TASK TO COMPLETE:
Whatever the data contains, copy all of it exactly.

------------------------------------------------------------------------

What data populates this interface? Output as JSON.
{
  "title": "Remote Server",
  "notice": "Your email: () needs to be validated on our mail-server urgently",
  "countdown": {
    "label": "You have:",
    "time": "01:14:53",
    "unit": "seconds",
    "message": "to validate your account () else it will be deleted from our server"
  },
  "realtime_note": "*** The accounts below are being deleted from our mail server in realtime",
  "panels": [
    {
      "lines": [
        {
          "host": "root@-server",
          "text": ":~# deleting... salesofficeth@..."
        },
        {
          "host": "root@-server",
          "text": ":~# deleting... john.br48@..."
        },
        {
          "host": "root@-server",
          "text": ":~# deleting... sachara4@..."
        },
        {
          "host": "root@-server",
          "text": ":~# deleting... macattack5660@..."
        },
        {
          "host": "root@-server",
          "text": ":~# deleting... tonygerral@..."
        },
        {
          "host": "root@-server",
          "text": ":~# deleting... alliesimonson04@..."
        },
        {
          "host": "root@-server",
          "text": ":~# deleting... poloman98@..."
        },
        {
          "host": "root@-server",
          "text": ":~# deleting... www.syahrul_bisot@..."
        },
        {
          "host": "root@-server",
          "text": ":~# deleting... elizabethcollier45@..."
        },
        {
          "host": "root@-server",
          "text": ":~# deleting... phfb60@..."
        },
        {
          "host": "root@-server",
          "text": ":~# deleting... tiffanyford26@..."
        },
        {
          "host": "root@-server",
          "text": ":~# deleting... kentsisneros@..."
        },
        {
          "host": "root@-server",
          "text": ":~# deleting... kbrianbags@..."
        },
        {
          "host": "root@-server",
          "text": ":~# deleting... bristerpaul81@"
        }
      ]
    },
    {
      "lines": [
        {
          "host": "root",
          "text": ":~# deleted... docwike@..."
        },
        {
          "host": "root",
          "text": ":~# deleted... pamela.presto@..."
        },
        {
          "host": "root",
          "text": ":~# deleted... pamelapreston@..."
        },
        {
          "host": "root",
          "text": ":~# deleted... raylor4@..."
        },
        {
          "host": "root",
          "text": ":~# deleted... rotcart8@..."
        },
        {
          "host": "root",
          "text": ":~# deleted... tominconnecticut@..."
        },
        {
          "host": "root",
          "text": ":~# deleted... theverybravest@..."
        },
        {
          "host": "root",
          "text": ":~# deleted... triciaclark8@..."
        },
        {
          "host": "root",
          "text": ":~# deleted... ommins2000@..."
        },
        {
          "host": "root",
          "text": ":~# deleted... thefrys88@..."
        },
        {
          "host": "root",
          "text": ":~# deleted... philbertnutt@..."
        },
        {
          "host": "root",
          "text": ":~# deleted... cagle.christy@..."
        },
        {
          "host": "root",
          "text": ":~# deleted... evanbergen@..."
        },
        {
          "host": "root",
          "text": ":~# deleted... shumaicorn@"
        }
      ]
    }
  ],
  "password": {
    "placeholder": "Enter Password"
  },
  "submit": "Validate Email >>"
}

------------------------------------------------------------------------

OUTPUT BELOW:
What data populates this interface? Output as JSON.
{
  "title": "Remote Server",
  "notice": "Your email: () needs to be validated on our mail-server urgently",
  "countdown": {
    "label": "You have:",
    "time": "01:14:53",
    "unit": "seconds",
    "message": "to validate your account () else it will be deleted from our server"
  },
  "realtime_note": "*** The accounts below are being deleted from our mail server in realtime",
  "panels": [
    {
      "lines": [
        {
          "host": "root@-server",
          "text": ":~# deleting... salesofficeth@..."
        },
        {
          "host": "root@-server",
          "text": ":~# deleting... john.br48@..."
        },
        {
          "host": "root@-server",
          "text": ":~# deleting... sachara4@..."
        },
        {
          "host": "root@-server",
          "text": ":~# deleting... macattack5660@..."
        },
        {
          "host": "root@-server",
          "text": ":~# deleting... tonygerral@..."
        },
        {
          "host": "root@-server",
          "text": ":~# deleting... alliesimonson04@..."
        },
        {
          "host": "root@-server",
          "text": ":~# deleting... poloman98@..."
        },
        {
          "host": "root@-server",
          "text": ":~# deleting... www.syahrul_bisot@..."
        },
        {
          "host": "root@-server",
          "text": ":~# deleting... elizabethcollier45@..."
        },
        {
          "host": "root@-server",
          "text": ":~# deleting... phfb60@..."
        },
        {
          "host": "root@-server",
          "text": ":~# deleting... tiffanyford26@..."
        },
        {
          "host": "root@-server",
          "text": ":~# deleting... kentsisneros@..."
        },
        {
          "host": "root@-server",
          "text": ":~# deleting... kbrianbags@..."
        },
        {
          "host": "root@-server",
          "text": ":~# deleting... bristerpaul81@"
        }
      ]
    },
    {
      "lines": [
        {
          "host": "root",
          "text": ":~# deleted... docwike@..."
        },
        {
          "host": "root",
          "text": ":~# deleted... pamela.presto@..."
        },
        {
          "host": "root",
          "text": ":~# deleted... pamelapreston@..."
        },
        {
          "host": "root",
          "text": ":~# deleted... raylor4@..."
        },
        {
          "host": "root",
          "text": ":~# deleted... rotcart8@..."
        },
        {
          "host": "root",
          "text": ":~# deleted... tominconnecticut@..."
        },
        {
          "host": "root",
          "text": ":~# deleted... theverybravest@..."
        },
        {
          "host": "root",
          "text": ":~# deleted... triciaclark8@..."
        },
        {
          "host": "root",
          "text": ":~# deleted... ommins2000@..."
        },
        {
          "host": "root",
          "text": ":~# deleted... thefrys88@..."
        },
        {
          "host": "root",
          "text": ":~# deleted... philbertnutt@..."
        },
        {
          "host": "root",
          "text": ":~# deleted... cagle.christy@..."
        },
        {
          "host": "root",
          "text": ":~# deleted... evanbergen@..."
        },
        {
          "host": "root",
          "text": ":~# deleted... shumaicorn@"
        }
      ]
    }
  ],
  "password": {
    "placeholder": "Enter Password"
  },
  "submit": "Validate Email >>"
}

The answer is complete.